philosophies of which these systems are the expression, and to discover the underlying aims and hopes if we desire to reach an explanation of their several plans of organisation.
Educational systems differ from each other by reason of a number of factors-historical, geographical, ethnological, political, and economic. But more surely and fixedly than these the theory of the state and society held by a people determines the character of its educational institutions. The present volume aims to analyse for the leading countries of the world some of these factors and to present the consequent differentiation of educational systems. The details of educational practice may change from time to time, but the basic principles which are here considered change so slowly that an inquiry into them at this time should offer a contribution of permanent value.
An attempt is made to explain educational principles and tendencies in terms of social, economic, and political antecedents of each country under consideration. Each country has been selected with a definite end in view: Germany as an example of centralisation under absolute control, France as an instance of centralisation under popular control, England as illustrating in her system the principles of individualism and initiative, the United States as embodying the hopes of a democracy, Canada as a country building up an educational system under pioneering conditions of development, and Denmark for the conscious adaptation of an educational system to the needs of an agricultural community. It is not intended to uphold any one of these systems for imitation-an educational system is too vital a part of the social organism to be transplanted or grafted-but it is hoped that by throwing into emphasis certain principles the student and administrator may be enabled to obtain a wider outlook and a firmer grasp of the educational problems of the day on the foundation of which the educational reconstruction that must follow the war may be built.
A word or two as to the title.
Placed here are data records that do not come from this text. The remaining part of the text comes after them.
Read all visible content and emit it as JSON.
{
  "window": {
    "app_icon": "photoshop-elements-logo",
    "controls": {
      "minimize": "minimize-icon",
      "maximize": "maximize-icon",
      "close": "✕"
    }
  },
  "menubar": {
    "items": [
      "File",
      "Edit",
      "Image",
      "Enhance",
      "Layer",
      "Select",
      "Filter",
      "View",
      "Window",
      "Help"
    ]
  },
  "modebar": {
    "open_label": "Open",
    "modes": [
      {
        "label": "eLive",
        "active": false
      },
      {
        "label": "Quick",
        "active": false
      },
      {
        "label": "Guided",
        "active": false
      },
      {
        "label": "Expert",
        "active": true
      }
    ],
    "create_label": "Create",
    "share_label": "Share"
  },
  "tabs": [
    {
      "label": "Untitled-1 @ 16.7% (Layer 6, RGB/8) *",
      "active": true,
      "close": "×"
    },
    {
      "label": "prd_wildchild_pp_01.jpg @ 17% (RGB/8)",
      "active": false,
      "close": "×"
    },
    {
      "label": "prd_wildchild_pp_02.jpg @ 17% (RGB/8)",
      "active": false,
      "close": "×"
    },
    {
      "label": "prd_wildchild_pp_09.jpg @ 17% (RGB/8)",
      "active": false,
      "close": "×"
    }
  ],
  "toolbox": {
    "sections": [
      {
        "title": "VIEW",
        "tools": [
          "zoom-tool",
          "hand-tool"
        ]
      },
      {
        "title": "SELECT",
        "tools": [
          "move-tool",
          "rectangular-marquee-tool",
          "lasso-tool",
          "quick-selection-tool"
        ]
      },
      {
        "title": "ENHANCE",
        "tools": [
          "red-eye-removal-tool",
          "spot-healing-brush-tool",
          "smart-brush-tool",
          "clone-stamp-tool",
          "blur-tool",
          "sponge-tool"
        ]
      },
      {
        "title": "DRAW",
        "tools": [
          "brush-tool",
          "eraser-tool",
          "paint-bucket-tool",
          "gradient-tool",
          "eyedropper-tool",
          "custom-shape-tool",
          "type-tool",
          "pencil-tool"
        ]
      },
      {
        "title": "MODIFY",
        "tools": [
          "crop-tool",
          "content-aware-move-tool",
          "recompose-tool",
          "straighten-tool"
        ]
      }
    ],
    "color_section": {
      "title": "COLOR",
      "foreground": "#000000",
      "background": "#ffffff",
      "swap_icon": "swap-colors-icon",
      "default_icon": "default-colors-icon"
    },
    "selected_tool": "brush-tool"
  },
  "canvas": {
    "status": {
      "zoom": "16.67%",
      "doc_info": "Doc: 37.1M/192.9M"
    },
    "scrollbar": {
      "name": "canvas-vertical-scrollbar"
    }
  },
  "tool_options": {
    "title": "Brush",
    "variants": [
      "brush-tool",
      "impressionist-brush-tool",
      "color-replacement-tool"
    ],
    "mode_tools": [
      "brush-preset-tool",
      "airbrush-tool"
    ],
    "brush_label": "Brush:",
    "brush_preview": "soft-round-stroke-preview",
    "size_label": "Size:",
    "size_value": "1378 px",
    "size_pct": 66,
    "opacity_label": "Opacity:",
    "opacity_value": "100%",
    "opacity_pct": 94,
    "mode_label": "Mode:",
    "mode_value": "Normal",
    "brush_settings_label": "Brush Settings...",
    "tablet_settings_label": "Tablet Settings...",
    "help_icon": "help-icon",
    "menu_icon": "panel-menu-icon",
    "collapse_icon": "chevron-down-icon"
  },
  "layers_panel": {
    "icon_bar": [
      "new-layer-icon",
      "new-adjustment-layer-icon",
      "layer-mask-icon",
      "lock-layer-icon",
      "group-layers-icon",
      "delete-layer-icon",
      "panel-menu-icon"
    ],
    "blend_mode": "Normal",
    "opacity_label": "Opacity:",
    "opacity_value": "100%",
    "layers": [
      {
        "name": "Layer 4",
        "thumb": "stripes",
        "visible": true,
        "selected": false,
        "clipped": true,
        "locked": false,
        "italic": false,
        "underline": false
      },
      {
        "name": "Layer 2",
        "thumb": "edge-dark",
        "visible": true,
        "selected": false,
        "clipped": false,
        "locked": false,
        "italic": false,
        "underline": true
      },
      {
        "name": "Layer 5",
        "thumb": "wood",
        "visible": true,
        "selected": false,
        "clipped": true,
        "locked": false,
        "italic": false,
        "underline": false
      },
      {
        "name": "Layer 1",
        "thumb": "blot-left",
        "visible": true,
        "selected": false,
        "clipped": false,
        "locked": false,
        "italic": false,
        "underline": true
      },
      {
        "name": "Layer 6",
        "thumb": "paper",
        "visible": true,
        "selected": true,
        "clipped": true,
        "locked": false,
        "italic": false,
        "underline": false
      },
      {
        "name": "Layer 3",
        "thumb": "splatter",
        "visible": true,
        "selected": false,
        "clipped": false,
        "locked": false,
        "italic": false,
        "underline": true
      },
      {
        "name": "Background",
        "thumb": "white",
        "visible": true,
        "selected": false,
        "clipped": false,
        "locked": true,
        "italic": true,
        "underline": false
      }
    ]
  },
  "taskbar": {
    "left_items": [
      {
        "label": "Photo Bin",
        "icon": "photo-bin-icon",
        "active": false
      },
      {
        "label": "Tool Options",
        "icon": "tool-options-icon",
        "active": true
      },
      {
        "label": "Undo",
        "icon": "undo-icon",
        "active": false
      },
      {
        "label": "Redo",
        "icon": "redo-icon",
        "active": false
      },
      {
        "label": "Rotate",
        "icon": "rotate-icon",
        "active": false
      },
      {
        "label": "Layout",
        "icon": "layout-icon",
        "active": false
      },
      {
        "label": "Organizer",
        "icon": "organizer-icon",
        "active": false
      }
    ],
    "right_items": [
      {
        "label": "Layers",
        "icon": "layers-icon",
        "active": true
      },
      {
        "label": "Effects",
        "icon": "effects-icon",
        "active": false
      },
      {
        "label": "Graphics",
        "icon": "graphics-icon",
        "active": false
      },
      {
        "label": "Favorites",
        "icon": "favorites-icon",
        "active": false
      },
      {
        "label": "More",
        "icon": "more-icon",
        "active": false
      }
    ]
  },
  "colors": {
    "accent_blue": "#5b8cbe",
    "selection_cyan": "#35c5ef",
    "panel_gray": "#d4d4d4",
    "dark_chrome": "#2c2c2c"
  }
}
Comparative education is a phrase recently invented in the United States to cover such studies as are contained in this volume. But the field itself is an old one. The contributors are simply following in the footsteps of Henry Barnard, Horace Mann, Sir James Kay Shuttleworth, Matthew Arnold, and, more recently, Michael E. Sadler. If the writers of the various articles could feel that their efforts approach the standards of excellence set by these pioneering investigators they would be amply repaid for their labours.
HAROLD W. FOGHT, B.Sc., M.A., Ph.D., Specialist in Rural Education, United States Bureau of Education. Author of Rural Denmark and its Schools, The Danish Folk High Schools, Educational System of Rural Denmark, Danish Elementary Rural Schools, The Rural School System of Minnesota, The School System of Ontario, etc.
Arthur H. Hope, M.A., Headmaster of the Roan School for Boys, Greenwich, England. Author (with Mr. Norwood) of Higher Education of Boys in England, Report on an Inquiry into the Method of Teaching the Mother-Tongue in France, etc.
Isaac L. Kandel, M.A., Ph.D., Associate in the Administration of Education, Teachers' College, Columbia University; and Specialist in Education, Carnegie Foundation for the Advancement of Teaching. Author of The Training of Elementary Teachers in Germany, Elementary Education in England, etc.
William F. Russell, B.A., Ph.D., Dean of the College of Education, State University of Iowa. Author of The Early Teaching of History in New York and Massachusetts, Economy in Secondary Education, etc.
Peter Sandiford, M.Sc., M.A., Ph.D., Associate Professor of Education, University of Toronto, Canada. Author of The Training of Teachers in England and Wales, The Mental and Physical Life of School Children, etc.